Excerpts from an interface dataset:

☆ ☆ ☆ ☆ ☆

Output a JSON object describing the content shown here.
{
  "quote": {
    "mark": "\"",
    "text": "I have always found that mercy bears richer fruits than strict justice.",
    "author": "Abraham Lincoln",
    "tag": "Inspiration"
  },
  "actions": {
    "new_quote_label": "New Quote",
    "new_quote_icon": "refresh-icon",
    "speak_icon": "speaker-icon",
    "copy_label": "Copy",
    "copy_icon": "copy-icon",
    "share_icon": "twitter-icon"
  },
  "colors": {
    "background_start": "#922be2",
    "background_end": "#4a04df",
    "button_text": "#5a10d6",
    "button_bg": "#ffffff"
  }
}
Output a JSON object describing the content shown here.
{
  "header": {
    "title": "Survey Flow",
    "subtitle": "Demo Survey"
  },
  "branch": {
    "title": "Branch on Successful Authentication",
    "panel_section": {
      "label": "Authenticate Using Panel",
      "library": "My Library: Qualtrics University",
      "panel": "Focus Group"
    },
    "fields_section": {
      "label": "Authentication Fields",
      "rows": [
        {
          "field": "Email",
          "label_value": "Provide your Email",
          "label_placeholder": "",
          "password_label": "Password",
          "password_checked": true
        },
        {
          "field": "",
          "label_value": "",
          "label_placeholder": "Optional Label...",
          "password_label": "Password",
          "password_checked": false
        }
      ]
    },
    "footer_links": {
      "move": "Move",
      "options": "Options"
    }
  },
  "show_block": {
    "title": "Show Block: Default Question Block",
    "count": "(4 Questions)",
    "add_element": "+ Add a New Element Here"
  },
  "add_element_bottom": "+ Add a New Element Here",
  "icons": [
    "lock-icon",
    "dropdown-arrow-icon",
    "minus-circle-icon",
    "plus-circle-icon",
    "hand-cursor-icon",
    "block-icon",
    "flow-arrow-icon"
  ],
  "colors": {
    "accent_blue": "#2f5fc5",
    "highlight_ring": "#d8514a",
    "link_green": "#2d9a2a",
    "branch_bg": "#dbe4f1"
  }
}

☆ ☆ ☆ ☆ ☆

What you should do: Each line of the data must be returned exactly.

Task answer:
Output a JSON object describing the content shown here.
{
  "quote": {
    "mark": "\"",
    "text": "I have always found that mercy bears richer fruits than strict justice.",
    "author": "Abraham Lincoln",
    "tag": "Inspiration"
  },
  "actions": {
    "new_quote_label": "New Quote",
    "new_quote_icon": "refresh-icon",
    "speak_icon": "speaker-icon",
    "copy_label": "Copy",
    "copy_icon": "copy-icon",
    "share_icon": "twitter-icon"
  },
  "colors": {
    "background_start": "#922be2",
    "background_end": "#4a04df",
    "button_text": "#5a10d6",
    "button_bg": "#ffffff"
  }
}
Output a JSON object describing the content shown here.
{
  "header": {
    "title": "Survey Flow",
    "subtitle": "Demo Survey"
  },
  "branch": {
    "title": "Branch on Successful Authentication",
    "panel_section": {
      "label": "Authenticate Using Panel",
      "library": "My Library: Qualtrics University",
      "panel": "Focus Group"
    },
    "fields_section": {
      "label": "Authentication Fields",
      "rows": [
        {
          "field": "Email",
          "label_value": "Provide your Email",
          "label_placeholder": "",
          "password_label": "Password",
          "password_checked": true
        },
        {
          "field": "",
          "label_value": "",
          "label_placeholder": "Optional Label...",
          "password_label": "Password",
          "password_checked": false
        }
      ]
    },
    "footer_links": {
      "move": "Move",
      "options": "Options"
    }
  },
  "show_block": {
    "title": "Show Block: Default Question Block",
    "count": "(4 Questions)",
    "add_element": "+ Add a New Element Here"
  },
  "add_element_bottom": "+ Add a New Element Here",
  "icons": [
    "lock-icon",
    "dropdown-arrow-icon",
    "minus-circle-icon",
    "plus-circle-icon",
    "hand-cursor-icon",
    "block-icon",
    "flow-arrow-icon"
  ],
  "colors": {
    "accent_blue": "#2f5fc5",
    "highlight_ring": "#d8514a",
    "link_green": "#2d9a2a",
    "branch_bg": "#dbe4f1"
  }
}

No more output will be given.